U.S. officials claim that MegaUpload has cost copyright owners and songwriters over $500 million in damages by facilitating millions of illegal downloads.
The FBI has seized over $50 million in assets, including severs and 18 domain names that made up the file-sharing site’s network.
Despite the many allegations, Dotcom said earlier this month that he is confident he will beat the charges brought on by the Justice Department and FBI.
“It´s kinda like weapon of mass destructions in Iraq, you know? If you want to go after someone and you have a political goal you will say whatever it takes,” Dotcom said during an interview with local TV station 3news Campbell Live in New Zealand.
“These are fabrications and lies. There are a hundred other companies out there that offer the same service like us. Why has not something happened to them?” he said, adding that there was no way the U.S. could win the landmark online piracy case.”

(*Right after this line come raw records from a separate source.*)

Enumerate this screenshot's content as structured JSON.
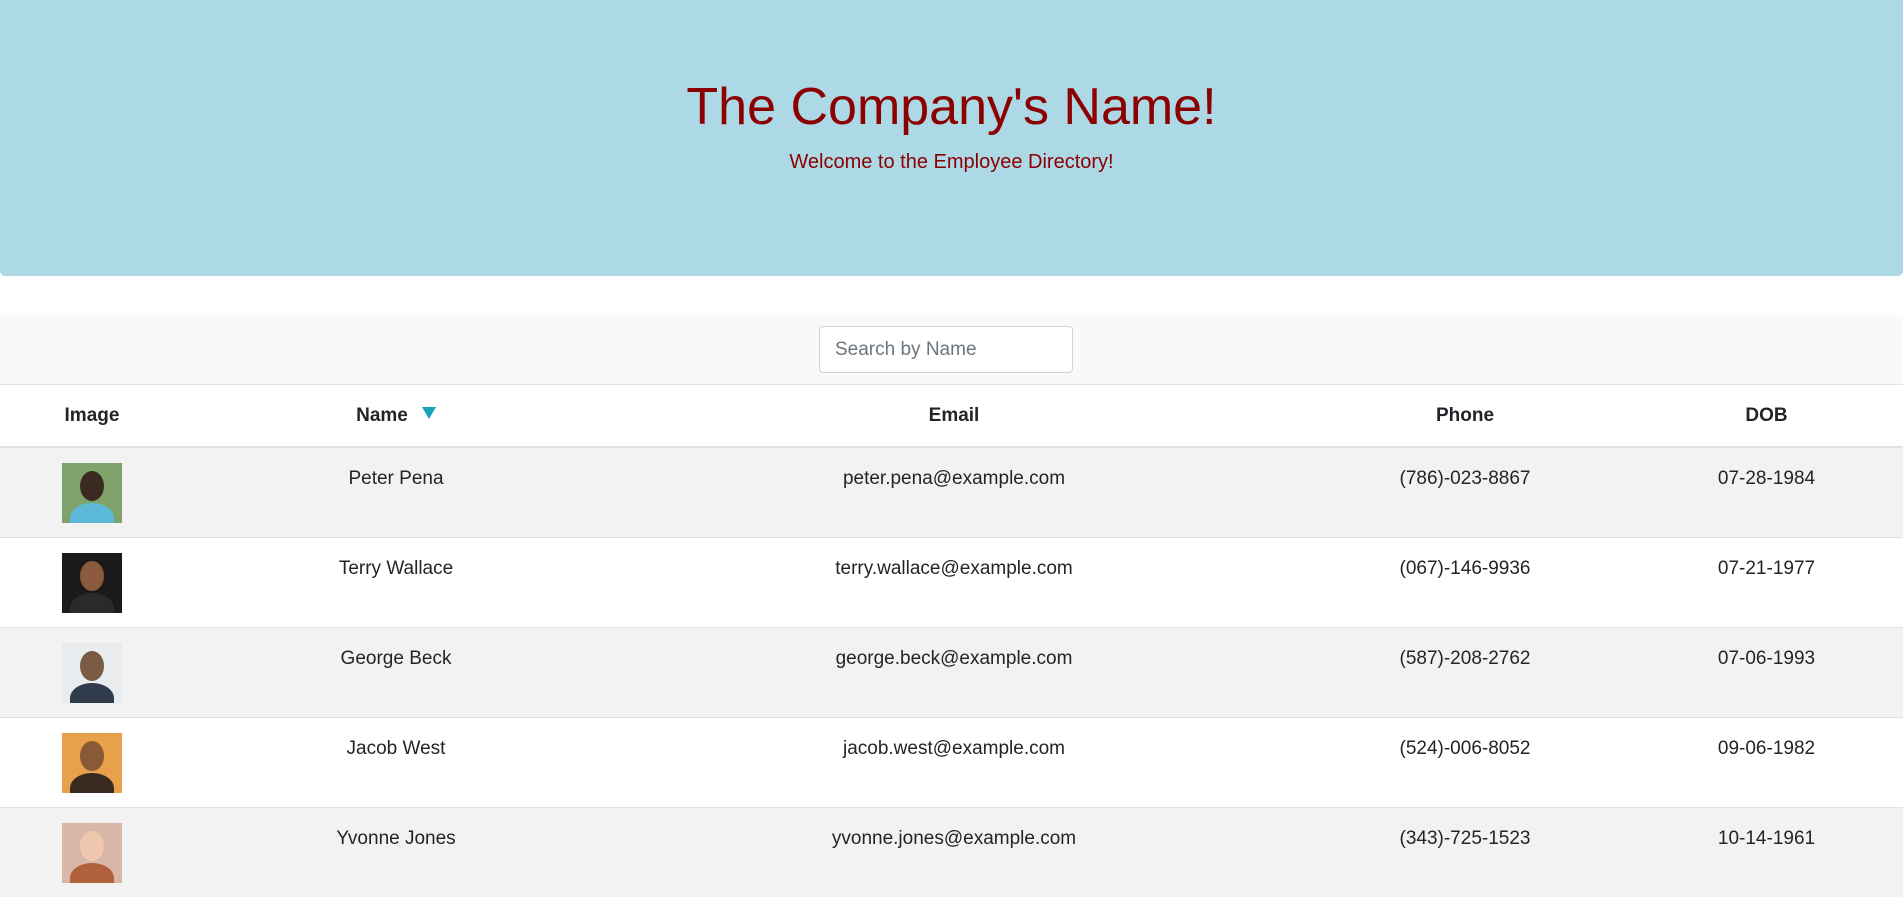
{
  "header": {
    "title": "The Company's Name!",
    "subtitle": "Welcome to the Employee Directory!"
  },
  "search": {
    "placeholder": "Search by Name",
    "value": ""
  },
  "table": {
    "columns": [
      "Image",
      "Name",
      "Email",
      "Phone",
      "DOB"
    ],
    "sort_icon": "sort-down-triangle-icon",
    "sort_color": "#17a2b8",
    "rows": [
      {
        "name": "Peter Pena",
        "email": "peter.pena@example.com",
        "phone": "(786)-023-8867",
        "dob": "07-28-1984",
        "avatar": "avatar-photo"
      },
      {
        "name": "Terry Wallace",
        "email": "terry.wallace@example.com",
        "phone": "(067)-146-9936",
        "dob": "07-21-1977",
        "avatar": "avatar-photo"
      },
      {
        "name": "George Beck",
        "email": "george.beck@example.com",
        "phone": "(587)-208-2762",
        "dob": "07-06-1993",
        "avatar": "avatar-photo"
      },
      {
        "name": "Jacob West",
        "email": "jacob.west@example.com",
        "phone": "(524)-006-8052",
        "dob": "09-06-1982",
        "avatar": "avatar-photo"
      },
      {
        "name": "Yvonne Jones",
        "email": "yvonne.jones@example.com",
        "phone": "(343)-725-1523",
        "dob": "10-14-1961",
        "avatar": "avatar-photo"
      }
    ]
  },
  "colors": {
    "hero_background": "#add8e6",
    "title_color": "#8b0000",
    "stripe": "#f2f2f2"
  }
}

The founder of the file-sharing site is not the only one who saw no wrong in his doing, hacktivist group Anonymous reacted in its traditional ways once MegaUpload was shutdown.
Anonymous claimed responsibility for taking down the U.S. Department of Justice’s website, along with websites of Universal Music Group, the Recording Industry Association of America (RIAA), the Motion Picture Association of America (MPAA) and the U.S. Copyright Office and the Utah Chiefs of Police Association.

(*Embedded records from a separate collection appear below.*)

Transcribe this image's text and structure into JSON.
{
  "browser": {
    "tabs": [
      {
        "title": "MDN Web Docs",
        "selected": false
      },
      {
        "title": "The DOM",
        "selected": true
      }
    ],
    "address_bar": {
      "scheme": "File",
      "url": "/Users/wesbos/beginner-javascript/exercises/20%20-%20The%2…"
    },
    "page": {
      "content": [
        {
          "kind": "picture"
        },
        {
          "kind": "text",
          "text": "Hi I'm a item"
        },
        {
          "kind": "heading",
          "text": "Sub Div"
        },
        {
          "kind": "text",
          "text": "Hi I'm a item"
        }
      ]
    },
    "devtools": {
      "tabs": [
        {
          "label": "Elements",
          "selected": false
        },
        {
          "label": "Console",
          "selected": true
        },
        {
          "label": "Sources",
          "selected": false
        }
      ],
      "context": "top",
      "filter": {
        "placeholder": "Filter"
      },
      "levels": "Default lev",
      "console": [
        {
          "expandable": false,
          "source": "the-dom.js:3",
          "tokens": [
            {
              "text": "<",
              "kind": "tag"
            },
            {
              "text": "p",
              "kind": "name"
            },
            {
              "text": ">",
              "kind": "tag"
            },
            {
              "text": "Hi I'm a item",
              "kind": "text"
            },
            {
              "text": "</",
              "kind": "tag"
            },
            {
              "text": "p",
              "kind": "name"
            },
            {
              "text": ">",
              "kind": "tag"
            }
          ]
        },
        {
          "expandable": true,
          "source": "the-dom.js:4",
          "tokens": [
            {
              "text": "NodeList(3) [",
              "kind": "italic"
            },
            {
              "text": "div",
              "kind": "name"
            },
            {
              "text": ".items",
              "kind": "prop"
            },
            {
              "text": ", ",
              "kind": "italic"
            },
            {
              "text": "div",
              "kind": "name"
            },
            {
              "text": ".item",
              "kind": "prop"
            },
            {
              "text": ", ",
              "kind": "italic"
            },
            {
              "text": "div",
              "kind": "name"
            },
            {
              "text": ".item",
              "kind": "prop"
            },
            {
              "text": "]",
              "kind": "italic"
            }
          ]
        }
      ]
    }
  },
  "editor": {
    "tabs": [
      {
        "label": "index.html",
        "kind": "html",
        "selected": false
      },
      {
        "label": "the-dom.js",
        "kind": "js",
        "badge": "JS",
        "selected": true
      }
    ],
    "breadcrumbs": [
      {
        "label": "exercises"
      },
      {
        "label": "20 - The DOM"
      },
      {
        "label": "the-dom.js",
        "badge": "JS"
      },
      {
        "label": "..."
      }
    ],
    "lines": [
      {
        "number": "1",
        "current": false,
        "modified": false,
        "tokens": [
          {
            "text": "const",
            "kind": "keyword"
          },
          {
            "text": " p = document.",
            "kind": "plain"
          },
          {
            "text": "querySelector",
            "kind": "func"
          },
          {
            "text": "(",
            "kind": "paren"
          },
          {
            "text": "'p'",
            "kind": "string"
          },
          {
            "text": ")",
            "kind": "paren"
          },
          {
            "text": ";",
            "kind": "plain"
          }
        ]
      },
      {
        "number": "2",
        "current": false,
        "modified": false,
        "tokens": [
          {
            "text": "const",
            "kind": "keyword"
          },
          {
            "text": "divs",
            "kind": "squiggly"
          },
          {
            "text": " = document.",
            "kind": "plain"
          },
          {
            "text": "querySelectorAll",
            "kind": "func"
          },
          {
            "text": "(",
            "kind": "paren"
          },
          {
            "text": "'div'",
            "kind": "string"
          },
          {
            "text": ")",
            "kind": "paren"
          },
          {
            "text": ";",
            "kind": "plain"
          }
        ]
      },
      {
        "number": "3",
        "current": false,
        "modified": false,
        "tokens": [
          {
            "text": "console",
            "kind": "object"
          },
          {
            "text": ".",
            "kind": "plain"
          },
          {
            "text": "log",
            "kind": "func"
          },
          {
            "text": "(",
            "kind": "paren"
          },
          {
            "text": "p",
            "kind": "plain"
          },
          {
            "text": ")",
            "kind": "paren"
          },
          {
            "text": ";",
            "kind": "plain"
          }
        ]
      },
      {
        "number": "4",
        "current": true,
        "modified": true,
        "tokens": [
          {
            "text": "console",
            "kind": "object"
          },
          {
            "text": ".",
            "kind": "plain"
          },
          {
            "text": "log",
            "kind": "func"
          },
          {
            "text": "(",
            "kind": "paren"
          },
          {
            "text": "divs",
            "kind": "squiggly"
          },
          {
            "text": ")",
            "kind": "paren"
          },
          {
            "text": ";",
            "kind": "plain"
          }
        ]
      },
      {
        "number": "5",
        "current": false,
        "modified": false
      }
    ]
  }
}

The hacktivist group even posted the logo for MegaUpload.com on the Utah Chiefs of Police Association site.
Now, after months of drama being played out and allegations and charges have piled up, Carpathia is tired of being jerked around by the court.

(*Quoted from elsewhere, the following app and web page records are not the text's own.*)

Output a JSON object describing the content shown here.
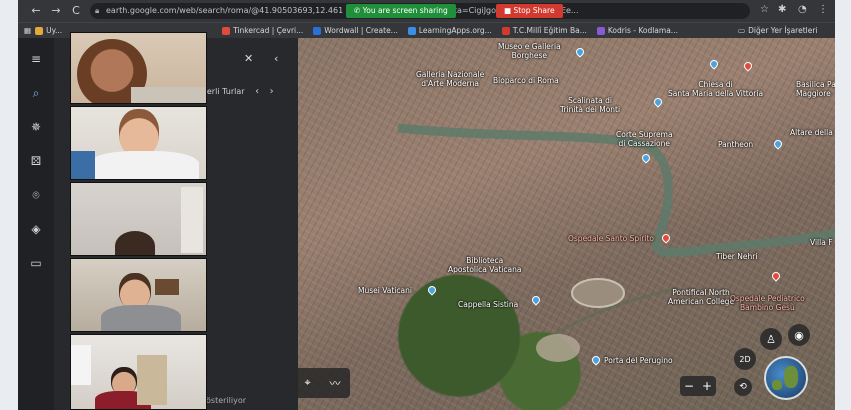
{
  "browser": {
    "url": "earth.google.com/web/search/roma/@41.90503693,12.461 ... 49h,59.99962611t,0r/data=CigiJgokCbGkqlapbUhAEe...",
    "share_notice": "You are screen sharing",
    "stop_share": "Stop Share",
    "nav": {
      "back": "←",
      "forward": "→",
      "reload": "C"
    }
  },
  "bookmarks": [
    {
      "label": "Uy...",
      "color": "#e2a93b"
    },
    {
      "label": "Tinkercad | Çevri...",
      "color": "#e14b3b"
    },
    {
      "label": "Wordwall | Create...",
      "color": "#2c6fd6"
    },
    {
      "label": "LearningApps.org...",
      "color": "#3a8ee6"
    },
    {
      "label": "T.C.Millî Eğitim Ba...",
      "color": "#d23a30"
    },
    {
      "label": "Kodris - Kodlama...",
      "color": "#8a5ad6"
    }
  ],
  "bookmarks_other": "Diğer Yer İşaretleri",
  "rail": [
    {
      "icon": "menu-icon",
      "glyph": "≡"
    },
    {
      "icon": "search-icon",
      "glyph": "⌕",
      "active": true
    },
    {
      "icon": "voyager-icon",
      "glyph": "✵"
    },
    {
      "icon": "dice-icon",
      "glyph": "⚄"
    },
    {
      "icon": "projects-icon",
      "glyph": "⌾"
    },
    {
      "icon": "layers-icon",
      "glyph": "◈"
    },
    {
      "icon": "measure-icon",
      "glyph": "▭"
    }
  ],
  "panel": {
    "close_glyph": "✕",
    "collapse_glyph": "‹",
    "tour_label": "mberli Turlar",
    "prev_glyph": "‹",
    "next_glyph": "›",
    "bottom_text": "österiliyor"
  },
  "map_labels": [
    {
      "text": "Museo e Galleria\nBorghese",
      "red": false
    },
    {
      "text": "Galleria Nazionale\nd'Arte Moderna",
      "red": false
    },
    {
      "text": "Bioparco di Roma",
      "red": false
    },
    {
      "text": "Chiesa di\nSanta Maria della Vittoria",
      "red": false
    },
    {
      "text": "Basilica Pa\nMaggiore",
      "red": false
    },
    {
      "text": "Scalinata di\nTrinità dei Monti",
      "red": false
    },
    {
      "text": "Corte Suprema\ndi Cassazione",
      "red": false
    },
    {
      "text": "Pantheon",
      "red": false
    },
    {
      "text": "Altare della",
      "red": false
    },
    {
      "text": "Ospedale Santo Spirito",
      "red": true
    },
    {
      "text": "Villa F",
      "red": false
    },
    {
      "text": "Tiber Nehri",
      "red": false
    },
    {
      "text": "Biblioteca\nApostolica Vaticana",
      "red": false
    },
    {
      "text": "Musei Vaticani",
      "red": false
    },
    {
      "text": "Cappella Sistina",
      "red": false
    },
    {
      "text": "Pontifical North\nAmerican College",
      "red": false
    },
    {
      "text": "Ospedale Pediatrico\nBambino Gesù",
      "red": true
    },
    {
      "text": "Porta del Perugino",
      "red": false
    }
  ],
  "controls": {
    "place_glyph": "⌖",
    "path_glyph": "〰",
    "zoom_out": "−",
    "zoom_in": "+",
    "mode_2d": "2D",
    "pegman_glyph": "♙",
    "compass_glyph": "◉",
    "orbit_glyph": "⟲"
  },
  "colors": {
    "browser_bar": "#35363a",
    "share_green": "#1f8f3a",
    "stop_red": "#d23a30",
    "panel": "#28292c",
    "rail": "#202124",
    "accent": "#8ab4f8"
  }
}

News broke at the end of January that data from the file-sharing site was going to be deleted as early as February 2. However, Groundhog’s Day has come and gone and the 25 petaflops worth of data still remains on Carpathia’s servers.
CNET reported January 31 that Ira Rothken, MegaUpload´s attorney, said data on the servers would be safe from being deleted “for at least two weeks.”
Rothken was not lying, as “at least two weeks” has turned into eight weeks and another $504,000 out of the hosting firm’s pocket.
MegaUpload is unable to pay the hosting fees because all services and assets of the company has been frozen.
Customers of the file sharing site say they have media collections, family photos and other legitimate information stored on the servers, and they hope they are able to retrieve it.
Carpathia told Slashgear in a statement back in January that it did not have access to the content on MegaUpload servers, and has no mechanism for returning any content to customers.
If data was to be erased, it could hurt MegaUpload’s ability to defend itself in court hearings.
Carpathia is thousands of dollars in the hole, and has over a million dollars in servers being taken up by the case.
The company said in a statement that one solution would be to briefly restore the MegaUpload site and allow its users to retrieve their data. It also said that it would like someone else to take control of the data or pay to help keep the information intact.
Both the U.S. government and the Motion Picture Association of America said they would not take custody of the data. The government is willing to let the data be deleted, but MPAA, as well as MegaUpload, claim keeping the data is crucial to their case.
“Requiring a third-party like Carpathia to bear the costs of preservation of 25 petabytes – a historically and mind-bogglingly large amount of data – is unduly burdensome,” the hosting firm said in its court filing on Tuesday.
Carpathia said in the filing that there is “simply no basis for the contention that every single document on every single Mega Server is relevant to Defendants’ defense.”